Articles | Volume 14, issue 6
Earth Syst. Sci. Data, 14, 2833–2849, 2022
https://doi.org/10.5194/essd-14-2833-2022
Earth Syst. Sci. Data, 14, 2833–2849, 2022
https://doi.org/10.5194/essd-14-2833-2022
Data description paper
23 Jun 2022
Data description paper | 23 Jun 2022

Improving intelligent dasymetric mapping population density estimates at 30 m resolution for the conterminous United States by excluding uninhabited areas

Jeremy Baynes et al.

Download

Interactive discussion

Status: closed

Comment types: AC – author | RC – referee | CC – community | EC – editor | CEC – chief editor | : Report abuse
  • RC1: 'Comment on essd-2021-277', Anonymous Referee #1, 08 Apr 2022
    • AC1: 'Reply on RC1', Jeremy Baynes, 27 May 2022
  • CC1: 'Comment on essd-2021-277', Anna Dmowska, 16 Apr 2022
    • AC3: 'Reply on CC1', Jeremy Baynes, 27 May 2022
  • RC2: 'Comment on essd-2021-277', Anonymous Referee #2, 23 Apr 2022
    • AC2: 'Reply on RC2', Jeremy Baynes, 27 May 2022

Peer review completion

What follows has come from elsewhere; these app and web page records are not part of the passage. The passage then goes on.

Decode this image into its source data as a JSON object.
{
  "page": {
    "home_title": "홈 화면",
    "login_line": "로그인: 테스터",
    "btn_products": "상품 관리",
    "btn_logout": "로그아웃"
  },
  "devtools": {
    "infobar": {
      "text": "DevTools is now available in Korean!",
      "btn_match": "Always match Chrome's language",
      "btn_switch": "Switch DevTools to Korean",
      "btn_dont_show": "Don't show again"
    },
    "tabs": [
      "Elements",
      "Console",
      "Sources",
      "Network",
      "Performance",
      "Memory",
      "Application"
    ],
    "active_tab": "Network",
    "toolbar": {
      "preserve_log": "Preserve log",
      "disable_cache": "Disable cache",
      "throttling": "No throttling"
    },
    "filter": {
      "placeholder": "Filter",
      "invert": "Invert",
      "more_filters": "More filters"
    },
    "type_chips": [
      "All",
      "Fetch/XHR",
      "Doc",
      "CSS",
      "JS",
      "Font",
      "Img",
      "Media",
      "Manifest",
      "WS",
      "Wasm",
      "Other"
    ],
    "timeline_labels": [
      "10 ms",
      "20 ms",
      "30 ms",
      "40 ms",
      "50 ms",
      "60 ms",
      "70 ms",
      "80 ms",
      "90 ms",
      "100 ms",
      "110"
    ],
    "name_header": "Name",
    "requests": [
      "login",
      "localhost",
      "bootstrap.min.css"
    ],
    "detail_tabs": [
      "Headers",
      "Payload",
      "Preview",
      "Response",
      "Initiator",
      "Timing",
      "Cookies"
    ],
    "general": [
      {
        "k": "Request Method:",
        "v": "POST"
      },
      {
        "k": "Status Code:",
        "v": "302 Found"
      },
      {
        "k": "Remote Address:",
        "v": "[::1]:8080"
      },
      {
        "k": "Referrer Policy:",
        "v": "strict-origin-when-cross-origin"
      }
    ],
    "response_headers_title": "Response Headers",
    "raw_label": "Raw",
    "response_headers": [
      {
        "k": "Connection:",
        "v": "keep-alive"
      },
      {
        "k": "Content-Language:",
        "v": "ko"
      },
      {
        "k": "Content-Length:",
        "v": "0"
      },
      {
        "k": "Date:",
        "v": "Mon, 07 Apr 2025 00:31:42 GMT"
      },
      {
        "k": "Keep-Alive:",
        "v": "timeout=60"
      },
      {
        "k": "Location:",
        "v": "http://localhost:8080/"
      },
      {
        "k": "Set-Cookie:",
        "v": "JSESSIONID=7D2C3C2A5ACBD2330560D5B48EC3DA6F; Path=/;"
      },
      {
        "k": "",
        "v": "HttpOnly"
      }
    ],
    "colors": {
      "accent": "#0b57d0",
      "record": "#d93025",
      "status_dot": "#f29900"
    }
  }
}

AR: Author's response | RR: Referee report | ED: Editor decision
AR by Jeremy Baynes on behalf of the Authors (27 May 2022)  Author's response    Author's tracked changes    Manuscript
ED: Publish as is (30 May 2022) by David Carlson
Download
Short summary
Census data are typically provided in irregularly shaped spatial units. To get a more refined estimate of population density, we downscaled population counts from United States (US) census blocks to a 30 m grid using intelligent dasymetric mapping. Furthermore, we improved our density estimates by using multiple spatial datasets to identify and mask uninhabited areas. Masking these uninhabited areas improved density estimates for every state in the conterminous US.